**WHAT TO DO:** Would you output the following records verbatim and skip the images in them?
========================================================================
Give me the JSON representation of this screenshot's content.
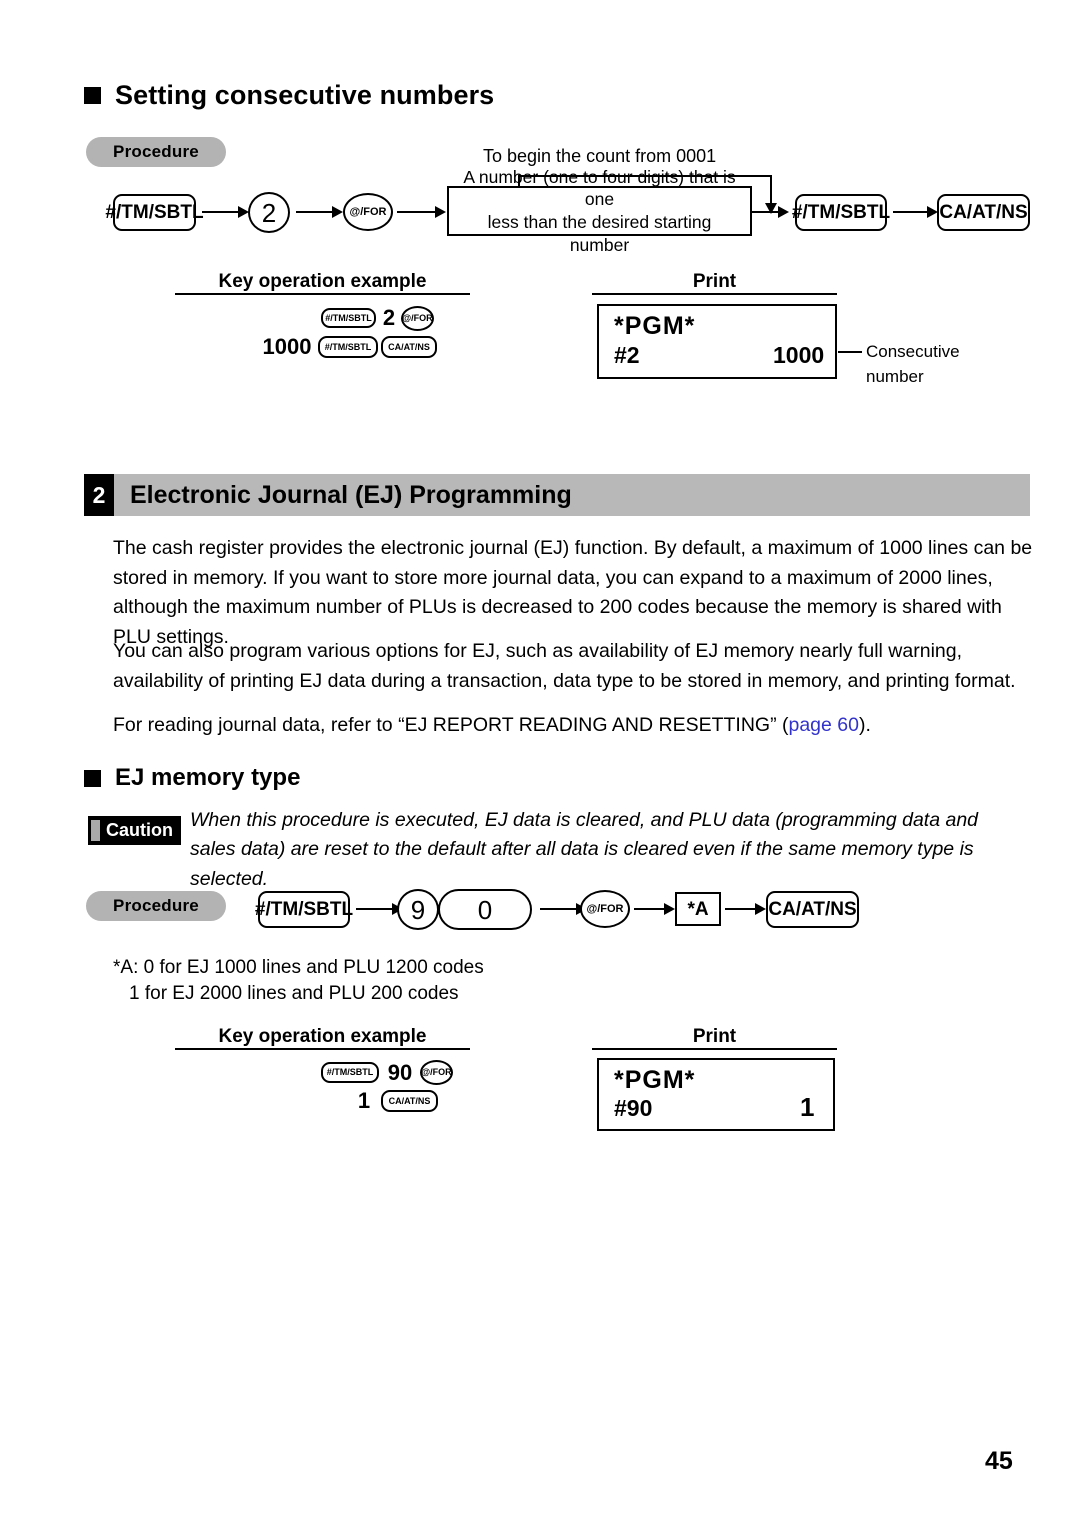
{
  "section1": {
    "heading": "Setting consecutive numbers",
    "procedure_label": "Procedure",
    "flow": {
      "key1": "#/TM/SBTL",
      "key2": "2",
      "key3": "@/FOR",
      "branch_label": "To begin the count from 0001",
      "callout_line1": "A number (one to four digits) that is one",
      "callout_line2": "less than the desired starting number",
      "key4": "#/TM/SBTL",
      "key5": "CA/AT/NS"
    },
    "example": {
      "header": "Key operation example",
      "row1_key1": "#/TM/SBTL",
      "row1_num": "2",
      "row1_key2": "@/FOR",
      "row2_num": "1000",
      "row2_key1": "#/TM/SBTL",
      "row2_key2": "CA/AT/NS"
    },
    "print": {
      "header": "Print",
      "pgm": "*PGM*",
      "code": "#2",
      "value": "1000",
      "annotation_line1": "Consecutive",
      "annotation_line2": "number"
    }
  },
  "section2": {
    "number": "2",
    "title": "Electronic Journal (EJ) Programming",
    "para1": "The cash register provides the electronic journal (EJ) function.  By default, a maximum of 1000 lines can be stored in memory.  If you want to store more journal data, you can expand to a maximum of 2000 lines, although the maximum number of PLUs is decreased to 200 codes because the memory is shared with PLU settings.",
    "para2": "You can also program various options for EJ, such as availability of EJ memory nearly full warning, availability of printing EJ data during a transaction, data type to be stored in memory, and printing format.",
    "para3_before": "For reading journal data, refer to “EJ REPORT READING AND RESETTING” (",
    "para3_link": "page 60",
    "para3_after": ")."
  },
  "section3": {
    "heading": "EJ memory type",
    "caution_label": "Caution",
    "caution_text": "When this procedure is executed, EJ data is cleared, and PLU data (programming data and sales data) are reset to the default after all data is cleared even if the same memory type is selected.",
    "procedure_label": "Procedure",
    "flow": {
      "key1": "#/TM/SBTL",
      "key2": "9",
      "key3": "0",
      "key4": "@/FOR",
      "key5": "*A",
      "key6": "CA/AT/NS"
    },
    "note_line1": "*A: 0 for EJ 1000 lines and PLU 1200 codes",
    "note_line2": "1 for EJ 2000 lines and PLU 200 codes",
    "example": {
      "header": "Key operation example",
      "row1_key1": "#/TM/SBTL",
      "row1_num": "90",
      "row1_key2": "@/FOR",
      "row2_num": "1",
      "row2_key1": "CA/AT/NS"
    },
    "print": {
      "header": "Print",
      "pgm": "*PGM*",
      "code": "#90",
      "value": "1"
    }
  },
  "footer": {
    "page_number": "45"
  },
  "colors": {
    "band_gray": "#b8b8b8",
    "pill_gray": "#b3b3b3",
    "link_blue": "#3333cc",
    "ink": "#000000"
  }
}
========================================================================
**SOLUTION:**
Give me the JSON representation of this screenshot's content.
{
  "section1": {
    "heading": "Setting consecutive numbers",
    "procedure_label": "Procedure",
    "flow": {
      "key1": "#/TM/SBTL",
      "key2": "2",
      "key3": "@/FOR",
      "branch_label": "To begin the count from 0001",
      "callout_line1": "A number (one to four digits) that is one",
      "callout_line2": "less than the desired starting number",
      "key4": "#/TM/SBTL",
      "key5": "CA/AT/NS"
    },
    "example": {
      "header": "Key operation example",
      "row1_key1": "#/TM/SBTL",
      "row1_num": "2",
      "row1_key2": "@/FOR",
      "row2_num": "1000",
      "row2_key1": "#/TM/SBTL",
      "row2_key2": "CA/AT/NS"
    },
    "print": {
      "header": "Print",
      "pgm": "*PGM*",
      "code": "#2",
      "value": "1000",
      "annotation_line1": "Consecutive",
      "annotation_line2": "number"
    }
  },
  "section2": {
    "number": "2",
    "title": "Electronic Journal (EJ) Programming",
    "para1": "The cash register provides the electronic journal (EJ) function.  By default, a maximum of 1000 lines can be stored in memory.  If you want to store more journal data, you can expand to a maximum of 2000 lines, although the maximum number of PLUs is decreased to 200 codes because the memory is shared with PLU settings.",
    "para2": "You can also program various options for EJ, such as availability of EJ memory nearly full warning, availability of printing EJ data during a transaction, data type to be stored in memory, and printing format.",
    "para3_before": "For reading journal data, refer to “EJ REPORT READING AND RESETTING” (",
    "para3_link": "page 60",
    "para3_after": ")."
  },
  "section3": {
    "heading": "EJ memory type",
    "caution_label": "Caution",
    "caution_text": "When this procedure is executed, EJ data is cleared, and PLU data (programming data and sales data) are reset to the default after all data is cleared even if the same memory type is selected.",
    "procedure_label": "Procedure",
    "flow": {
      "key1": "#/TM/SBTL",
      "key2": "9",
      "key3": "0",
      "key4": "@/FOR",
      "key5": "*A",
      "key6": "CA/AT/NS"
    },
    "note_line1": "*A: 0 for EJ 1000 lines and PLU 1200 codes",
    "note_line2": "1 for EJ 2000 lines and PLU 200 codes",
    "example": {
      "header": "Key operation example",
      "row1_key1": "#/TM/SBTL",
      "row1_num": "90",
      "row1_key2": "@/FOR",
      "row2_num": "1",
      "row2_key1": "CA/AT/NS"
    },
    "print": {
      "header": "Print",
      "pgm": "*PGM*",
      "code": "#90",
      "value": "1"
    }
  },
  "footer": {
    "page_number": "45"
  },
  "colors": {
    "band_gray": "#b8b8b8",
    "pill_gray": "#b3b3b3",
    "link_blue": "#3333cc",
    "ink": "#000000"
  }
}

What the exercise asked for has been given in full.